"There is no doubt about it" that the required cuts "could put us right back where we were [in recession]," said Jack Markell of Delaware on Fox News Sunday. The cuts would have "a real big impact on the economy and jobs", he added.
Republicans have not relented on sequestration – automatic across-the-board cuts to defense and discretionary spending worth $1.2 trillion over a decade.
Though the cuts will be phased in, the impact will be felt soon after their March 1 start date, with the administration warning of delays at airports and cuts in jobless benefits and government services.
The White House is demanding that the $1.2 trillion deficit reduction be renegotiated to include revenue-raising measures such as closing tax loopholes. Republicans insist that the 2011 deal on sequestration was for spending cuts alone.
(Read More: Obama Warns Sequester Will Cause Job Losses)

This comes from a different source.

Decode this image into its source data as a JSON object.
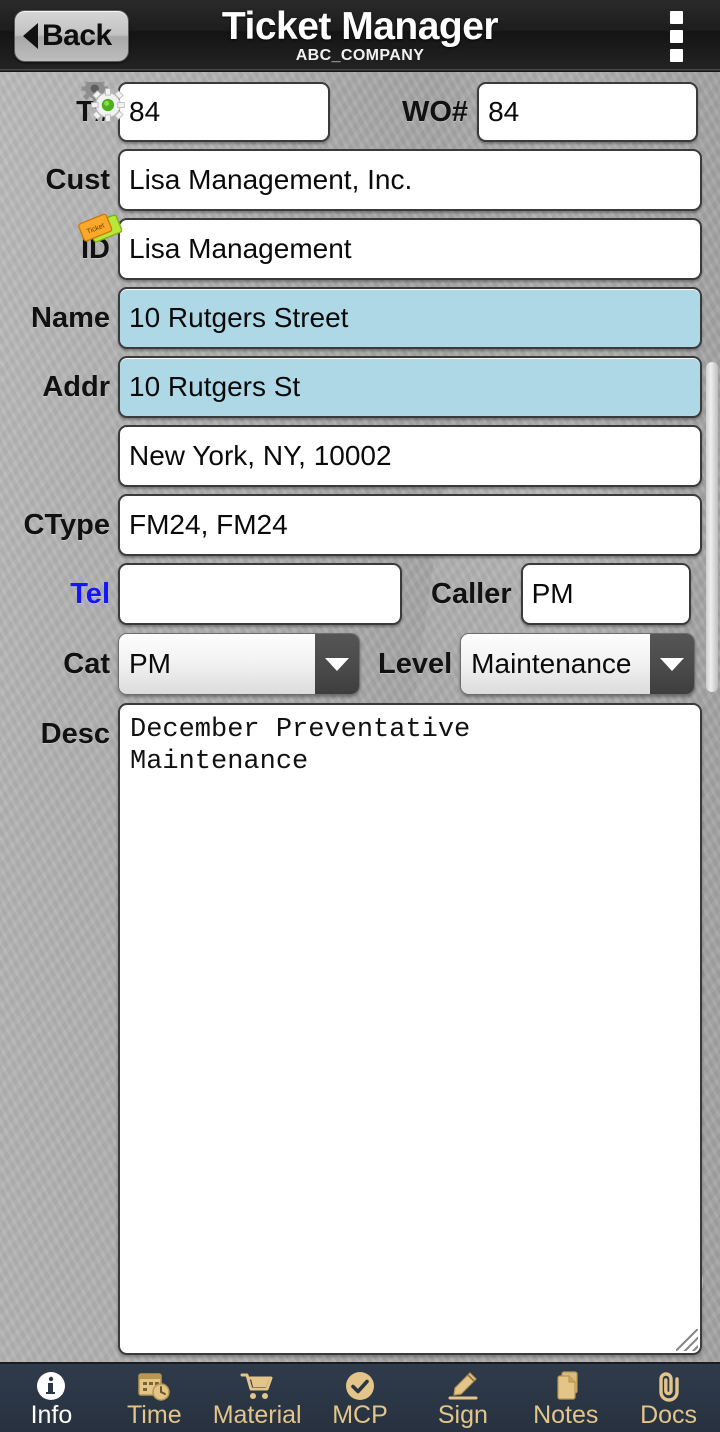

The slow-motion unfolding of the cuts has robbed the latest stand-off of the drama and brinkmanship that has characterized the multiple clashes over the deficit between the White House and Republicans in the past two years. But the cuts, unless unwound, threaten to undermine the fragile economic recovery at the start of Mr Obama's second term and his ability to pursue other reforms.
Mr Obama and his supporters are attempting to use his extensive grassroots base to put pressure on Republicans to return the negotiating table, so far with little discernible effect.
The design of the cuts – with half coming from the Pentagon – may eventually give the White House some leverage, as Republicans are split over forcing such a heavy burden on the defense budget.
"I think that what we are doing to the men and women who are serving is unconscionable, because they deserve a predictable life in the military," said John McCain, the hawkish Republican senator.
The origin of sequestration lies in the budget confrontation in 2011 between the White House and Republicans in the House of Representatives that brought the US to the brink of sovereign default.
(Read More: The Positive Side of Budget Cuts: Johnson)
Unable to agree how to cut the budget, the two sides agreed to appoint a congressional committee to find the money, on the understanding that sequestration threat would force a deal.